I don't particularly like to preach on the Gospel passage for the third Sunday of Lent (John 2:13-25), about Jesus cleansing the temple.

It is not that I don't appreciate what the Scripture scholars teach us about this seemingly out-of-character action by Jesus; I understand that this action, like the Cana miracle that preceded it, is prophetic.

Jesus is proclaiming the in-breaking of the kingdom of God into this existence. Jesus is preparing for the beginning of the end time, when worship of the true God - as outlined in the first reading (Exodus 20:1-17) - will be pure; an end time of fulfillment, when the vision inherent in Genesis' story of Eden's garden would come to pass.

All of this I understand about the cleansing of the temple. My problem with the temple scene is on a more personal, visceral level: The image of Jesus in anger, violently overturning stalls and tables, scattering coins and sending pigeons and doves into free flight, seems so out of character for Jesus.

What is this supposed to mean to me? What does it mean to us? Like everything that Jesus did, it cannot be just a snapshot in time, a one-time event with significance only to those who witnessed the cleansing and were the object of it.

Everything Jesus said and did has to say something to us, personally and as a community of faith. In some way, we replicate the life of Jesus in our own life. That is the meaning of being baptized into His life.

Jesus' entire public ministry was one of love and compassion, of healing and forgiveness. Jesus understood human nature well. He wanted God's kingdom to be understood as a life where, through forgiveness and compassionate service, the gap would be lessened between a world made imperfect by sin and a world as God created it to be. He wanted to lessen the gap between our own imperfections and the image of God we are called to be.

Against this background, we consider the cleansing of the temple. All faith is rooted in truth, and truth involves being honest with ourselves, as individuals and as a believing community. The cleansing of the temple was an exercise in truth.

We have all heard the term "tough love": when we have to confront something or someone in order to help a person bent on some sort of self-destruction or change a situation that will lead to disaster.

Parents know about tough love almost instinctively. What Jesus did in the temple precincts was an act of tough love.

Perhaps some self-imposed tough love - personal temple-cleansing - is needed to rid ourselves of things that stop us from reflecting the forgiving and compassionate service of God's kingdom.

After all, people will be attracted to our faith community more by members of our community who reflect Jesus' way of life than by programs and institutional initiatives. Programs are necessary, but they are secondary to people - the reflection of Christ in the lives of those who participate in programs.

Do we have to be perfect before we invite others to share what we have? No, but we do have to be seen as persons who are trying, persons on pilgrimage to the perfection of the kingdom of God.

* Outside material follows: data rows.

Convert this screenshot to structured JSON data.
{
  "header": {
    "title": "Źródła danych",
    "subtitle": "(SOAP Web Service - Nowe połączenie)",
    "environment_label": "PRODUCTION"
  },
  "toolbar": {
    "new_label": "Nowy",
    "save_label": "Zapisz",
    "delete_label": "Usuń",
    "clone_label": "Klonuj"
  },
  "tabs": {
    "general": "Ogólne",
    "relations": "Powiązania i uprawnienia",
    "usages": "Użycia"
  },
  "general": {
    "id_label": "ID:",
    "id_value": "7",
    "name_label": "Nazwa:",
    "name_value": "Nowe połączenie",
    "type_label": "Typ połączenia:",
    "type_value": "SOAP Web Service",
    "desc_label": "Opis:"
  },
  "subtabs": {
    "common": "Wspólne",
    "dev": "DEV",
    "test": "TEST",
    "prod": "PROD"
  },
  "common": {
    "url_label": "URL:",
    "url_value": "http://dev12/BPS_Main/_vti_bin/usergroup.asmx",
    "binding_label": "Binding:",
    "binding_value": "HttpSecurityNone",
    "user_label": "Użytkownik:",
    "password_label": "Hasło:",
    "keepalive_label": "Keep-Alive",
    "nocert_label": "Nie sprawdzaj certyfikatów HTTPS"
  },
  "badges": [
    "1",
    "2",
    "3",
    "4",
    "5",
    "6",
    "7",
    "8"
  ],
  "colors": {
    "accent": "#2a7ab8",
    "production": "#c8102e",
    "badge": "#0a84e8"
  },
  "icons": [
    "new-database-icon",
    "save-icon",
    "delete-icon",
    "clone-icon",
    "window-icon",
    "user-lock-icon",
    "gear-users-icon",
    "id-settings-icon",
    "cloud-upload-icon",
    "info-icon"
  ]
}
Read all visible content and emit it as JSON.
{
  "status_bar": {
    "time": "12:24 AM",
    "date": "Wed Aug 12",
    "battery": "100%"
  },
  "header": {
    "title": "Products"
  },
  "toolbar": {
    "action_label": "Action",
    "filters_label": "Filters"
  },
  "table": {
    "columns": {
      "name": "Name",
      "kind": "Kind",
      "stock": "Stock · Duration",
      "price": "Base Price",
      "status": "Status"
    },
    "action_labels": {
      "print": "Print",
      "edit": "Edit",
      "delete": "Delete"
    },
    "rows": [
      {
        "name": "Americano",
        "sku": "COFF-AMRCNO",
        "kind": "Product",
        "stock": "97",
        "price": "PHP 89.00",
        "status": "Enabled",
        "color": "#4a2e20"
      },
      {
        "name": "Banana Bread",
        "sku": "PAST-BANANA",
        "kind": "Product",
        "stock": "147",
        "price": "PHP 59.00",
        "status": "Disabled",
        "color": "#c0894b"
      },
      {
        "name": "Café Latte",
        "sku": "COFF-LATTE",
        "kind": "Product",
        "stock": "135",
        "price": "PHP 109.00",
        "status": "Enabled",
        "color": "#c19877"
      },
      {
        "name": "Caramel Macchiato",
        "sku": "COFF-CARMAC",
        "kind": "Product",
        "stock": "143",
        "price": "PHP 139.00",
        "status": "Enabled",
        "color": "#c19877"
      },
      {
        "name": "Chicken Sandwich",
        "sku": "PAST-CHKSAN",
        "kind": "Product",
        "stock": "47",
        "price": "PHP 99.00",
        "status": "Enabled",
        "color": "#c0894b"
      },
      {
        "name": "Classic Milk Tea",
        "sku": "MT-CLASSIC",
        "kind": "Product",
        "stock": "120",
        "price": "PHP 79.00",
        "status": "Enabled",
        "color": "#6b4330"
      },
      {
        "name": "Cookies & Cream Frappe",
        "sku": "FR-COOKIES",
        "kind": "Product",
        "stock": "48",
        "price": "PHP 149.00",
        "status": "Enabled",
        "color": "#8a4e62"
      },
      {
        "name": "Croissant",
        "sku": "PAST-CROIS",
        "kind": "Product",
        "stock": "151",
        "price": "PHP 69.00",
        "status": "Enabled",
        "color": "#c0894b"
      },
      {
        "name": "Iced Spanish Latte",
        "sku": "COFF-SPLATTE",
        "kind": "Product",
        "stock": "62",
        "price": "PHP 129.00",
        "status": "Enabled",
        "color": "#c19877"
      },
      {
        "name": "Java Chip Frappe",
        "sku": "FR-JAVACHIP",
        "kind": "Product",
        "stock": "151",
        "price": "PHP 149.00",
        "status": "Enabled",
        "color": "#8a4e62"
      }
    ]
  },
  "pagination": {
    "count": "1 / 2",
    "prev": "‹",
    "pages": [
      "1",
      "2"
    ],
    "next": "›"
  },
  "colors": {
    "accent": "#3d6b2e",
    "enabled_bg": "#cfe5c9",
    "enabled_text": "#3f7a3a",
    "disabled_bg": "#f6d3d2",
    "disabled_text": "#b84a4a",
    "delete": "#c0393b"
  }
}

Self-reflection - measuring ourselves against the Gospel - is not an exercise in self-hatred nor a devaluation of everything good about ourselves. To do that would be to deny God's goodness to us.

Rather, the cleansing of our personal temple is a deep, loving look into what we believe and why we believe. It involves listening to God's Word and asking ourselves: "Where do I stand in this Word?"

Sometimes it will be an uncomfortable exercise, like the cleansing of the temple - a sort of self tough love. To be honest, I find it not too comfortable at times. Yet, we are engaged in the truth - the truth about ourselves for the sake of those whom we want to invite to become part of our journey with and to Christ.

St. Ignatius of Loyola reminds us that self-examination has to be done in light of God's great love for us. In the first reading, God says to the Israelites, "I the Lord am your God, who brought you out of the land of Egypt, that place of slavery."

In other words, before giving them the tablets with the Ten Commandments, God reminds the people of how much He loves them; how He traveled with them even when they were unfaithful to Him.

In John's Gospel, just before Jesus cleans out the temple precincts, He turns water into wine as a compassionate gesture for a newly-married couple who are embarrassed at the hospitality gaffe of not having prepared enough for their guests.

It is in the light of the loving and compassionate nature of God's kingdom that we look at our lives and the life of our believing community. This is all to accomplish what Jesus accomplished: to call people to Himself and to the Good News - that is, to evangelize all persons and all of life itself.

To face the truth about ourselves or our faith community is not an invitation to fear God, but an invitation to respond to God's great love for us in Christ. Unlike how we operate at times, God invites us to conversion through love, not coercion.

Why? As Paul says in Sunday's second reading (I Corinthians 1:22-25), "The foolishness of God is wiser than human wisdom." In another place, Paul writes, "God's ways are not our ways."

Love motivates change and conversion. Fear paralyzes us. Love frees us.

We have this Eucharist as a pledge of the Father's love. The Eucharist is where we encounter the Body and Blood of Christ, where God's promise to love us without condition calls forth the change and conversion that makes us and our faith community images of God.

The Christ we share at this table, we offer to others. Paul calls Him "Christ, the power and the wisdom of God."

(Father Farano is vicar general of the Albany Diocese and pastor of St. Pius X parish in Loudonville.)